[Records contained in a dataset]
- - -
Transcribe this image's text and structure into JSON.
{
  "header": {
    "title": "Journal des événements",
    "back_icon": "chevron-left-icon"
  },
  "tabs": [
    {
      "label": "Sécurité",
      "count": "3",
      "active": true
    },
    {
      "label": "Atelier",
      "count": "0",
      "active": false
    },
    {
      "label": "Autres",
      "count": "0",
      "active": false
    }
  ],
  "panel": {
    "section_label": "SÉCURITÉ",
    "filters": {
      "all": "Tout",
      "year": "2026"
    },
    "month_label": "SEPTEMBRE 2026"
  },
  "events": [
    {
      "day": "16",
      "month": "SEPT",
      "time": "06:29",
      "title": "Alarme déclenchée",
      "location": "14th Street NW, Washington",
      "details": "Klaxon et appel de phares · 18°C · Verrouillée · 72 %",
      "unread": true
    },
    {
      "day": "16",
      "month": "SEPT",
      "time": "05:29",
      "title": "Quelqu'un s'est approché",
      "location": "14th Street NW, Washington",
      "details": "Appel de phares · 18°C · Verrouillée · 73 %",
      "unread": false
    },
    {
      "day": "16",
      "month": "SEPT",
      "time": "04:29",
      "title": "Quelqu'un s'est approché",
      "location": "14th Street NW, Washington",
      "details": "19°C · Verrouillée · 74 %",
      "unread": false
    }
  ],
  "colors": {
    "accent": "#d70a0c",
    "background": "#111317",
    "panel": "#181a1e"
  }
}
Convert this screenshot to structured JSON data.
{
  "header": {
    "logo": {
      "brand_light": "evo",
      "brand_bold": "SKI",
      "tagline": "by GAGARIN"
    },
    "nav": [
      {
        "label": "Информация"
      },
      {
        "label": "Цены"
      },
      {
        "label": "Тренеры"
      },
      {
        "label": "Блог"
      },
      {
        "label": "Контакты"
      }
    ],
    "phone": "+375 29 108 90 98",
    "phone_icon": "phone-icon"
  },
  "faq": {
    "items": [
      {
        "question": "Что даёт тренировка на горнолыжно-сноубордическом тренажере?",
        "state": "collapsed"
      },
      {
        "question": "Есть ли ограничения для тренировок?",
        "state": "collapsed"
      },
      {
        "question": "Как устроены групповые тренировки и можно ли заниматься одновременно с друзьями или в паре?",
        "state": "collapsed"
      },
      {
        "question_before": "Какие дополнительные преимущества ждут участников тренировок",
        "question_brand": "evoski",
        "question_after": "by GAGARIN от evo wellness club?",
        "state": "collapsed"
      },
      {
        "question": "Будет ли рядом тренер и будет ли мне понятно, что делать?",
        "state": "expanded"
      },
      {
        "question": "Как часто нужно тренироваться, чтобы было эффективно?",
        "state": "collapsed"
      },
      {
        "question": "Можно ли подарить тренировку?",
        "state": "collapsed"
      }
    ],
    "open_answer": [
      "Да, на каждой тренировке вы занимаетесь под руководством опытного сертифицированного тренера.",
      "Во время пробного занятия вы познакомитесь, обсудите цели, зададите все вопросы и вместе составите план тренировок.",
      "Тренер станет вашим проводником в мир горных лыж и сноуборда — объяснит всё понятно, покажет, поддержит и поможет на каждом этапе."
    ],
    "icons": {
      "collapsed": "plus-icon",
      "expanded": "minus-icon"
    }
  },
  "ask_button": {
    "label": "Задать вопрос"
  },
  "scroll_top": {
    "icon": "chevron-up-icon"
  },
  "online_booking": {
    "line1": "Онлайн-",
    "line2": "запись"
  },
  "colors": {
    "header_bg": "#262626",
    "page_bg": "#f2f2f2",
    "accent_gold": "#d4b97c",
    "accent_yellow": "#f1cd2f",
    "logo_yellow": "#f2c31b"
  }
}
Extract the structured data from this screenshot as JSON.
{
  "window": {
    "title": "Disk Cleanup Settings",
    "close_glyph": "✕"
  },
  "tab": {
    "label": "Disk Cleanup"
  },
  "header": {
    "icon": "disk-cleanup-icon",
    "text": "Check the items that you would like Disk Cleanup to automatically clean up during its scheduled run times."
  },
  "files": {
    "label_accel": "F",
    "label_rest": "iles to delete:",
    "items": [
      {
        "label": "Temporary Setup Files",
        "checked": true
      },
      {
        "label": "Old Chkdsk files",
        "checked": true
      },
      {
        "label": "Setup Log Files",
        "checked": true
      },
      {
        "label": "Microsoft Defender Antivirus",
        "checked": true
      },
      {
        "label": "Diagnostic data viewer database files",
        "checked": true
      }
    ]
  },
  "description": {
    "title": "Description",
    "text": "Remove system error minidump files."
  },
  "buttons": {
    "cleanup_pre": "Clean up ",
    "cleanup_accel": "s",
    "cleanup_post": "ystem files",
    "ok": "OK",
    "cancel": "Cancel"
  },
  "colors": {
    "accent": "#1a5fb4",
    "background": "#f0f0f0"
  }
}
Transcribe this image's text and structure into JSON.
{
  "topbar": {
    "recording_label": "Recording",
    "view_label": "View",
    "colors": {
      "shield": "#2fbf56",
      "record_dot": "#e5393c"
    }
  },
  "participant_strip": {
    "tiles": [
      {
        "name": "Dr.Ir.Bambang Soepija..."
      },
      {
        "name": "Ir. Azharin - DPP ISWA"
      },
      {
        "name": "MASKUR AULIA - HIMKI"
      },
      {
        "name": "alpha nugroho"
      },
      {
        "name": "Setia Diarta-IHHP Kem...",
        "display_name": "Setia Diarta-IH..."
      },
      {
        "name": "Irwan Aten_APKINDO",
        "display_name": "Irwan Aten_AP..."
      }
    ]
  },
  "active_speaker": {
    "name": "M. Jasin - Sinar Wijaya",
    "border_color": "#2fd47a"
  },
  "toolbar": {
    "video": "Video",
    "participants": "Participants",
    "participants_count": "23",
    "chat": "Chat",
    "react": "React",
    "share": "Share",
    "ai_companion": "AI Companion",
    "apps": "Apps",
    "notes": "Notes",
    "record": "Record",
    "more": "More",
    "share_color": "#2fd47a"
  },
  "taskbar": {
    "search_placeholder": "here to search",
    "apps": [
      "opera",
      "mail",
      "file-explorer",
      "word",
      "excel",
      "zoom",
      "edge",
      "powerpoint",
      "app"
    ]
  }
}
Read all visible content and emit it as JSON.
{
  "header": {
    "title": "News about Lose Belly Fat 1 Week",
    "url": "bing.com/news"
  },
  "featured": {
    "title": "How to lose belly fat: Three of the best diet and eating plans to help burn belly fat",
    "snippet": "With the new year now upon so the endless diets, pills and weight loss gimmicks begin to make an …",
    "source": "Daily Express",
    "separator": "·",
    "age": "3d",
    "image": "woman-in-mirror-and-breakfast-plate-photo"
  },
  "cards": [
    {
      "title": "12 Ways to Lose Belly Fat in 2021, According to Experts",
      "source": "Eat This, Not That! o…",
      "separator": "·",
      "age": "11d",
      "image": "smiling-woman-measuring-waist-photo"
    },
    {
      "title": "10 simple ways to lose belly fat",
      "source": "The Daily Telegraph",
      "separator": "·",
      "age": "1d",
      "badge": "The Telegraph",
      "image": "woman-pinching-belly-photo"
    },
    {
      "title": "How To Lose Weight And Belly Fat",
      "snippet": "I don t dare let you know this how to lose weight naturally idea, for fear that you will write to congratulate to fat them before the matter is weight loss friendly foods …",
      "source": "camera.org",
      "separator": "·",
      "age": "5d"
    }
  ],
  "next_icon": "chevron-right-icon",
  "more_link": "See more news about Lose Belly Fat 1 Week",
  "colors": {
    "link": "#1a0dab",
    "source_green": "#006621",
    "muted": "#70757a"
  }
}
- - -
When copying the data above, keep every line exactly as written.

Answer below:
Transcribe this image's text and structure into JSON.
{
  "header": {
    "title": "Journal des événements",
    "back_icon": "chevron-left-icon"
  },
  "tabs": [
    {
      "label": "Sécurité",
      "count": "3",
      "active": true
    },
    {
      "label": "Atelier",
      "count": "0",
      "active": false
    },
    {
      "label": "Autres",
      "count": "0",
      "active": false
    }
  ],
  "panel": {
    "section_label": "SÉCURITÉ",
    "filters": {
      "all": "Tout",
      "year": "2026"
    },
    "month_label": "SEPTEMBRE 2026"
  },
  "events": [
    {
      "day": "16",
      "month": "SEPT",
      "time": "06:29",
      "title": "Alarme déclenchée",
      "location": "14th Street NW, Washington",
      "details": "Klaxon et appel de phares · 18°C · Verrouillée · 72 %",
      "unread": true
    },
    {
      "day": "16",
      "month": "SEPT",
      "time": "05:29",
      "title": "Quelqu'un s'est approché",
      "location": "14th Street NW, Washington",
      "details": "Appel de phares · 18°C · Verrouillée · 73 %",
      "unread": false
    },
    {
      "day": "16",
      "month": "SEPT",
      "time": "04:29",
      "title": "Quelqu'un s'est approché",
      "location": "14th Street NW, Washington",
      "details": "19°C · Verrouillée · 74 %",
      "unread": false
    }
  ],
  "colors": {
    "accent": "#d70a0c",
    "background": "#111317",
    "panel": "#181a1e"
  }
}
Convert this screenshot to structured JSON data.
{
  "header": {
    "logo": {
      "brand_light": "evo",
      "brand_bold": "SKI",
      "tagline": "by GAGARIN"
    },
    "nav": [
      {
        "label": "Информация"
      },
      {
        "label": "Цены"
      },
      {
        "label": "Тренеры"
      },
      {
        "label": "Блог"
      },
      {
        "label": "Контакты"
      }
    ],
    "phone": "+375 29 108 90 98",
    "phone_icon": "phone-icon"
  },
  "faq": {
    "items": [
      {
        "question": "Что даёт тренировка на горнолыжно-сноубордическом тренажере?",
        "state": "collapsed"
      },
      {
        "question": "Есть ли ограничения для тренировок?",
        "state": "collapsed"
      },
      {
        "question": "Как устроены групповые тренировки и можно ли заниматься одновременно с друзьями или в паре?",
        "state": "collapsed"
      },
      {
        "question_before": "Какие дополнительные преимущества ждут участников тренировок",
        "question_brand": "evoski",
        "question_after": "by GAGARIN от evo wellness club?",
        "state": "collapsed"
      },
      {
        "question": "Будет ли рядом тренер и будет ли мне понятно, что делать?",
        "state": "expanded"
      },
      {
        "question": "Как часто нужно тренироваться, чтобы было эффективно?",
        "state": "collapsed"
      },
      {
        "question": "Можно ли подарить тренировку?",
        "state": "collapsed"
      }
    ],
    "open_answer": [
      "Да, на каждой тренировке вы занимаетесь под руководством опытного сертифицированного тренера.",
      "Во время пробного занятия вы познакомитесь, обсудите цели, зададите все вопросы и вместе составите план тренировок.",
      "Тренер станет вашим проводником в мир горных лыж и сноуборда — объяснит всё понятно, покажет, поддержит и поможет на каждом этапе."
    ],
    "icons": {
      "collapsed": "plus-icon",
      "expanded": "minus-icon"
    }
  },
  "ask_button": {
    "label": "Задать вопрос"
  },
  "scroll_top": {
    "icon": "chevron-up-icon"
  },
  "online_booking": {
    "line1": "Онлайн-",
    "line2": "запись"
  },
  "colors": {
    "header_bg": "#262626",
    "page_bg": "#f2f2f2",
    "accent_gold": "#d4b97c",
    "accent_yellow": "#f1cd2f",
    "logo_yellow": "#f2c31b"
  }
}
Extract the structured data from this screenshot as JSON.
{
  "window": {
    "title": "Disk Cleanup Settings",
    "close_glyph": "✕"
  },
  "tab": {
    "label": "Disk Cleanup"
  },
  "header": {
    "icon": "disk-cleanup-icon",
    "text": "Check the items that you would like Disk Cleanup to automatically clean up during its scheduled run times."
  },
  "files": {
    "label_accel": "F",
    "label_rest": "iles to delete:",
    "items": [
      {
        "label": "Temporary Setup Files",
        "checked": true
      },
      {
        "label": "Old Chkdsk files",
        "checked": true
      },
      {
        "label": "Setup Log Files",
        "checked": true
      },
      {
        "label": "Microsoft Defender Antivirus",
        "checked": true
      },
      {
        "label": "Diagnostic data viewer database files",
        "checked": true
      }
    ]
  },
  "description": {
    "title": "Description",
    "text": "Remove system error minidump files."
  },
  "buttons": {
    "cleanup_pre": "Clean up ",
    "cleanup_accel": "s",
    "cleanup_post": "ystem files",
    "ok": "OK",
    "cancel": "Cancel"
  },
  "colors": {
    "accent": "#1a5fb4",
    "background": "#f0f0f0"
  }
}
Transcribe this image's text and structure into JSON.
{
  "topbar": {
    "recording_label": "Recording",
    "view_label": "View",
    "colors": {
      "shield": "#2fbf56",
      "record_dot": "#e5393c"
    }
  },
  "participant_strip": {
    "tiles": [
      {
        "name": "Dr.Ir.Bambang Soepija..."
      },
      {
        "name": "Ir. Azharin - DPP ISWA"
      },
      {
        "name": "MASKUR AULIA - HIMKI"
      },
      {
        "name": "alpha nugroho"
      },
      {
        "name": "Setia Diarta-IHHP Kem...",
        "display_name": "Setia Diarta-IH..."
      },
      {
        "name": "Irwan Aten_APKINDO",
        "display_name": "Irwan Aten_AP..."
      }
    ]
  },
  "active_speaker": {
    "name": "M. Jasin - Sinar Wijaya",
    "border_color": "#2fd47a"
  },
  "toolbar": {
    "video": "Video",
    "participants": "Participants",
    "participants_count": "23",
    "chat": "Chat",
    "react": "React",
    "share": "Share",
    "ai_companion": "AI Companion",
    "apps": "Apps",
    "notes": "Notes",
    "record": "Record",
    "more": "More",
    "share_color": "#2fd47a"
  },
  "taskbar": {
    "search_placeholder": "here to search",
    "apps": [
      "opera",
      "mail",
      "file-explorer",
      "word",
      "excel",
      "zoom",
      "edge",
      "powerpoint",
      "app"
    ]
  }
}
Read all visible content and emit it as JSON.
{
  "header": {
    "title": "News about Lose Belly Fat 1 Week",
    "url": "bing.com/news"
  },
  "featured": {
    "title": "How to lose belly fat: Three of the best diet and eating plans to help burn belly fat",
    "snippet": "With the new year now upon so the endless diets, pills and weight loss gimmicks begin to make an …",
    "source": "Daily Express",
    "separator": "·",
    "age": "3d",
    "image": "woman-in-mirror-and-breakfast-plate-photo"
  },
  "cards": [
    {
      "title": "12 Ways to Lose Belly Fat in 2021, According to Experts",
      "source": "Eat This, Not That! o…",
      "separator": "·",
      "age": "11d",
      "image": "smiling-woman-measuring-waist-photo"
    },
    {
      "title": "10 simple ways to lose belly fat",
      "source": "The Daily Telegraph",
      "separator": "·",
      "age": "1d",
      "badge": "The Telegraph",
      "image": "woman-pinching-belly-photo"
    },
    {
      "title": "How To Lose Weight And Belly Fat",
      "snippet": "I don t dare let you know this how to lose weight naturally idea, for fear that you will write to congratulate to fat them before the matter is weight loss friendly foods …",
      "source": "camera.org",
      "separator": "·",
      "age": "5d"
    }
  ],
  "next_icon": "chevron-right-icon",
  "more_link": "See more news about Lose Belly Fat 1 Week",
  "colors": {
    "link": "#1a0dab",
    "source_green": "#006621",
    "muted": "#70757a"
  }
}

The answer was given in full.